Data about app and page elements
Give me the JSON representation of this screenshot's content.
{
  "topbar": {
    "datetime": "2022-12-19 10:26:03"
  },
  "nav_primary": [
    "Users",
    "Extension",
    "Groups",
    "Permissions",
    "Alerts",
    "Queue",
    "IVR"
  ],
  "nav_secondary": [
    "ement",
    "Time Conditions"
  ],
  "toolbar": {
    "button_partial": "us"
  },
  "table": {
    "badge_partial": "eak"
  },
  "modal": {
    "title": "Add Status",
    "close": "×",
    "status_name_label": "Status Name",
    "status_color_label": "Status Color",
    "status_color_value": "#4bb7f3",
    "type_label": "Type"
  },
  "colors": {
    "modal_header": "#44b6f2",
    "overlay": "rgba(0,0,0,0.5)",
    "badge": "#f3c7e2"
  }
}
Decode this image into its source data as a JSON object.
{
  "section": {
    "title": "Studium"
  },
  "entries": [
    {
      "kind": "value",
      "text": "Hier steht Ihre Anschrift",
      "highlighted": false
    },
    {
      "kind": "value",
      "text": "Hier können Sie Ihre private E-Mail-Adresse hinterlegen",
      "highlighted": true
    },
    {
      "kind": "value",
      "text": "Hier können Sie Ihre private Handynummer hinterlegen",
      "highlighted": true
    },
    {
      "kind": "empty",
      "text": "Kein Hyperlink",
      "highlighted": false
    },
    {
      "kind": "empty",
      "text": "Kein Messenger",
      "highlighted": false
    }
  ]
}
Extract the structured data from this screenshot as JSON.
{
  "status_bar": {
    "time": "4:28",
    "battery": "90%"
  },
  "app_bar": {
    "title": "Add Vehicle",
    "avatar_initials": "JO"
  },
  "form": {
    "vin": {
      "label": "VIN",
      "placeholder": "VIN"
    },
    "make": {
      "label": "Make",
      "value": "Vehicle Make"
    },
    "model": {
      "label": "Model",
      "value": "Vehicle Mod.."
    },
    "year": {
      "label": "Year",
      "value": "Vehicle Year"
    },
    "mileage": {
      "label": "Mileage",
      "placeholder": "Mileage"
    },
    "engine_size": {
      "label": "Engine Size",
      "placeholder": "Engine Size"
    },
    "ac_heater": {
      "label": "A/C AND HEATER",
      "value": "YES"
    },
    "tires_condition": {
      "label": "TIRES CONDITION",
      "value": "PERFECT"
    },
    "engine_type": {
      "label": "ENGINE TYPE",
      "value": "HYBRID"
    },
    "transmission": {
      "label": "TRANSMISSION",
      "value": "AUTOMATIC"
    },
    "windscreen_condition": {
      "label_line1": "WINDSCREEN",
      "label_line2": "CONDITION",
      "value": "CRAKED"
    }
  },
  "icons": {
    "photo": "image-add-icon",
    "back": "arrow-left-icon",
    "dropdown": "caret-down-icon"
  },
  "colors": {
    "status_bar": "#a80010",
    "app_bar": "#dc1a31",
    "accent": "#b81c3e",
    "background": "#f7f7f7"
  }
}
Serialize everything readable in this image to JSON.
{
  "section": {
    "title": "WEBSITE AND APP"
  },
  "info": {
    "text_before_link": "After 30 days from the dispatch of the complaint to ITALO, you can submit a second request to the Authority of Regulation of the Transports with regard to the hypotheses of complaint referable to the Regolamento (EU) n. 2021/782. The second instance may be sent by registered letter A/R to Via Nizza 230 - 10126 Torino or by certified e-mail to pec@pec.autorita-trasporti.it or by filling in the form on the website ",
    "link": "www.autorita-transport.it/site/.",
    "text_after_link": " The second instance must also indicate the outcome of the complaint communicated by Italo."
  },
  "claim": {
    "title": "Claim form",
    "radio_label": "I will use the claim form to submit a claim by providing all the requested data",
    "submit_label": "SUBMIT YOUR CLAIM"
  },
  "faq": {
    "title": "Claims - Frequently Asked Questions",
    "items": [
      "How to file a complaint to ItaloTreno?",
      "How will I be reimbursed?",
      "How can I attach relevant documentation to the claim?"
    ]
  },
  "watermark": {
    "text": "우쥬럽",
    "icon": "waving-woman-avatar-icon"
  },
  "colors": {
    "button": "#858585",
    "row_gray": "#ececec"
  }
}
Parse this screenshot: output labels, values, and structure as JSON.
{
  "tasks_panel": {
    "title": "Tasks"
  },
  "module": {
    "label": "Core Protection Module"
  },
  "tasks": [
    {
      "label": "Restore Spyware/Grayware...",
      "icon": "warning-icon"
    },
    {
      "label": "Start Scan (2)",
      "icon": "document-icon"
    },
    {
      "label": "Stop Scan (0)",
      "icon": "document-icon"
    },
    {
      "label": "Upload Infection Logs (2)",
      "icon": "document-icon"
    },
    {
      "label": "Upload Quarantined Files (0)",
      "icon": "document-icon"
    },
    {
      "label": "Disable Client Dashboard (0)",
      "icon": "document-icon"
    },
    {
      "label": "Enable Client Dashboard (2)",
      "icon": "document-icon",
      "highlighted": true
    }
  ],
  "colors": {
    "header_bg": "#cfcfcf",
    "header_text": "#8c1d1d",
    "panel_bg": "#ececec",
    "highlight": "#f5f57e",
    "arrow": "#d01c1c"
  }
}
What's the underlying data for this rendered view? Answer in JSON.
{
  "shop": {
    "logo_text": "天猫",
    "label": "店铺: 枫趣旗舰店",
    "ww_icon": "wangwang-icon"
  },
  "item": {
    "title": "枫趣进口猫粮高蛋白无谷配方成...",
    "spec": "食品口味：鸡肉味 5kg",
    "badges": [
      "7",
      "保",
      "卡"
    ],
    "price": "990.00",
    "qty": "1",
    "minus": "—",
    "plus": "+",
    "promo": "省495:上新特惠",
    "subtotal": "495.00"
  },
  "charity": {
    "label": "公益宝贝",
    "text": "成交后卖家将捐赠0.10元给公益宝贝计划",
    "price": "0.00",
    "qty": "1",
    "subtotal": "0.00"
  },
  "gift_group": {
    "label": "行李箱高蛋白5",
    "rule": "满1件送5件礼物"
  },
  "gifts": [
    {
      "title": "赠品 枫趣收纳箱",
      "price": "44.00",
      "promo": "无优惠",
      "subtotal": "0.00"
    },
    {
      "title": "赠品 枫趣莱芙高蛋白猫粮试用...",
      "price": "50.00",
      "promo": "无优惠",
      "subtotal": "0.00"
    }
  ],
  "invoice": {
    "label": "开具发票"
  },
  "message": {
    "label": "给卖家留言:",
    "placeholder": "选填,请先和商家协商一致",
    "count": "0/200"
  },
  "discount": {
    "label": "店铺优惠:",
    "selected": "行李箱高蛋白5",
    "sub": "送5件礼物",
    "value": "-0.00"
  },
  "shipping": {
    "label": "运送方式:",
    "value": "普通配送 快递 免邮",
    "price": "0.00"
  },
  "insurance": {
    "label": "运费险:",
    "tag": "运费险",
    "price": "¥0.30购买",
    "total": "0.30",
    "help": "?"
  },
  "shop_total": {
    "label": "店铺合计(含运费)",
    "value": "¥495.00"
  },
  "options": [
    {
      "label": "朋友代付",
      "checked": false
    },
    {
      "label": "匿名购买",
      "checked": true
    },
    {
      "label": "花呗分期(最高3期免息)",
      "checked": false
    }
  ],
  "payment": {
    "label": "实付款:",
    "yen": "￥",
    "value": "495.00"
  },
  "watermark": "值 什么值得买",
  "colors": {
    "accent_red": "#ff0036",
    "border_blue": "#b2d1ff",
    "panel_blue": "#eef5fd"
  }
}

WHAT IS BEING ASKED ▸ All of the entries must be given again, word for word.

TASK SOLUTION ▸
Give me the JSON representation of this screenshot's content.
{
  "topbar": {
    "datetime": "2022-12-19 10:26:03"
  },
  "nav_primary": [
    "Users",
    "Extension",
    "Groups",
    "Permissions",
    "Alerts",
    "Queue",
    "IVR"
  ],
  "nav_secondary": [
    "ement",
    "Time Conditions"
  ],
  "toolbar": {
    "button_partial": "us"
  },
  "table": {
    "badge_partial": "eak"
  },
  "modal": {
    "title": "Add Status",
    "close": "×",
    "status_name_label": "Status Name",
    "status_color_label": "Status Color",
    "status_color_value": "#4bb7f3",
    "type_label": "Type"
  },
  "colors": {
    "modal_header": "#44b6f2",
    "overlay": "rgba(0,0,0,0.5)",
    "badge": "#f3c7e2"
  }
}
Decode this image into its source data as a JSON object.
{
  "section": {
    "title": "Studium"
  },
  "entries": [
    {
      "kind": "value",
      "text": "Hier steht Ihre Anschrift",
      "highlighted": false
    },
    {
      "kind": "value",
      "text": "Hier können Sie Ihre private E-Mail-Adresse hinterlegen",
      "highlighted": true
    },
    {
      "kind": "value",
      "text": "Hier können Sie Ihre private Handynummer hinterlegen",
      "highlighted": true
    },
    {
      "kind": "empty",
      "text": "Kein Hyperlink",
      "highlighted": false
    },
    {
      "kind": "empty",
      "text": "Kein Messenger",
      "highlighted": false
    }
  ]
}
Extract the structured data from this screenshot as JSON.
{
  "status_bar": {
    "time": "4:28",
    "battery": "90%"
  },
  "app_bar": {
    "title": "Add Vehicle",
    "avatar_initials": "JO"
  },
  "form": {
    "vin": {
      "label": "VIN",
      "placeholder": "VIN"
    },
    "make": {
      "label": "Make",
      "value": "Vehicle Make"
    },
    "model": {
      "label": "Model",
      "value": "Vehicle Mod.."
    },
    "year": {
      "label": "Year",
      "value": "Vehicle Year"
    },
    "mileage": {
      "label": "Mileage",
      "placeholder": "Mileage"
    },
    "engine_size": {
      "label": "Engine Size",
      "placeholder": "Engine Size"
    },
    "ac_heater": {
      "label": "A/C AND HEATER",
      "value": "YES"
    },
    "tires_condition": {
      "label": "TIRES CONDITION",
      "value": "PERFECT"
    },
    "engine_type": {
      "label": "ENGINE TYPE",
      "value": "HYBRID"
    },
    "transmission": {
      "label": "TRANSMISSION",
      "value": "AUTOMATIC"
    },
    "windscreen_condition": {
      "label_line1": "WINDSCREEN",
      "label_line2": "CONDITION",
      "value": "CRAKED"
    }
  },
  "icons": {
    "photo": "image-add-icon",
    "back": "arrow-left-icon",
    "dropdown": "caret-down-icon"
  },
  "colors": {
    "status_bar": "#a80010",
    "app_bar": "#dc1a31",
    "accent": "#b81c3e",
    "background": "#f7f7f7"
  }
}
Serialize everything readable in this image to JSON.
{
  "section": {
    "title": "WEBSITE AND APP"
  },
  "info": {
    "text_before_link": "After 30 days from the dispatch of the complaint to ITALO, you can submit a second request to the Authority of Regulation of the Transports with regard to the hypotheses of complaint referable to the Regolamento (EU) n. 2021/782. The second instance may be sent by registered letter A/R to Via Nizza 230 - 10126 Torino or by certified e-mail to pec@pec.autorita-trasporti.it or by filling in the form on the website ",
    "link": "www.autorita-transport.it/site/.",
    "text_after_link": " The second instance must also indicate the outcome of the complaint communicated by Italo."
  },
  "claim": {
    "title": "Claim form",
    "radio_label": "I will use the claim form to submit a claim by providing all the requested data",
    "submit_label": "SUBMIT YOUR CLAIM"
  },
  "faq": {
    "title": "Claims - Frequently Asked Questions",
    "items": [
      "How to file a complaint to ItaloTreno?",
      "How will I be reimbursed?",
      "How can I attach relevant documentation to the claim?"
    ]
  },
  "watermark": {
    "text": "우쥬럽",
    "icon": "waving-woman-avatar-icon"
  },
  "colors": {
    "button": "#858585",
    "row_gray": "#ececec"
  }
}
Parse this screenshot: output labels, values, and structure as JSON.
{
  "tasks_panel": {
    "title": "Tasks"
  },
  "module": {
    "label": "Core Protection Module"
  },
  "tasks": [
    {
      "label": "Restore Spyware/Grayware...",
      "icon": "warning-icon"
    },
    {
      "label": "Start Scan (2)",
      "icon": "document-icon"
    },
    {
      "label": "Stop Scan (0)",
      "icon": "document-icon"
    },
    {
      "label": "Upload Infection Logs (2)",
      "icon": "document-icon"
    },
    {
      "label": "Upload Quarantined Files (0)",
      "icon": "document-icon"
    },
    {
      "label": "Disable Client Dashboard (0)",
      "icon": "document-icon"
    },
    {
      "label": "Enable Client Dashboard (2)",
      "icon": "document-icon",
      "highlighted": true
    }
  ],
  "colors": {
    "header_bg": "#cfcfcf",
    "header_text": "#8c1d1d",
    "panel_bg": "#ececec",
    "highlight": "#f5f57e",
    "arrow": "#d01c1c"
  }
}
What's the underlying data for this rendered view? Answer in JSON.
{
  "shop": {
    "logo_text": "天猫",
    "label": "店铺: 枫趣旗舰店",
    "ww_icon": "wangwang-icon"
  },
  "item": {
    "title": "枫趣进口猫粮高蛋白无谷配方成...",
    "spec": "食品口味：鸡肉味 5kg",
    "badges": [
      "7",
      "保",
      "卡"
    ],
    "price": "990.00",
    "qty": "1",
    "minus": "—",
    "plus": "+",
    "promo": "省495:上新特惠",
    "subtotal": "495.00"
  },
  "charity": {
    "label": "公益宝贝",
    "text": "成交后卖家将捐赠0.10元给公益宝贝计划",
    "price": "0.00",
    "qty": "1",
    "subtotal": "0.00"
  },
  "gift_group": {
    "label": "行李箱高蛋白5",
    "rule": "满1件送5件礼物"
  },
  "gifts": [
    {
      "title": "赠品 枫趣收纳箱",
      "price": "44.00",
      "promo": "无优惠",
      "subtotal": "0.00"
    },
    {
      "title": "赠品 枫趣莱芙高蛋白猫粮试用...",
      "price": "50.00",
      "promo": "无优惠",
      "subtotal": "0.00"
    }
  ],
  "invoice": {
    "label": "开具发票"
  },
  "message": {
    "label": "给卖家留言:",
    "placeholder": "选填,请先和商家协商一致",
    "count": "0/200"
  },
  "discount": {
    "label": "店铺优惠:",
    "selected": "行李箱高蛋白5",
    "sub": "送5件礼物",
    "value": "-0.00"
  },
  "shipping": {
    "label": "运送方式:",
    "value": "普通配送 快递 免邮",
    "price": "0.00"
  },
  "insurance": {
    "label": "运费险:",
    "tag": "运费险",
    "price": "¥0.30购买",
    "total": "0.30",
    "help": "?"
  },
  "shop_total": {
    "label": "店铺合计(含运费)",
    "value": "¥495.00"
  },
  "options": [
    {
      "label": "朋友代付",
      "checked": false
    },
    {
      "label": "匿名购买",
      "checked": true
    },
    {
      "label": "花呗分期(最高3期免息)",
      "checked": false
    }
  ],
  "payment": {
    "label": "实付款:",
    "yen": "￥",
    "value": "495.00"
  },
  "watermark": "值 什么值得买",
  "colors": {
    "accent_red": "#ff0036",
    "border_blue": "#b2d1ff",
    "panel_blue": "#eef5fd"
  }
}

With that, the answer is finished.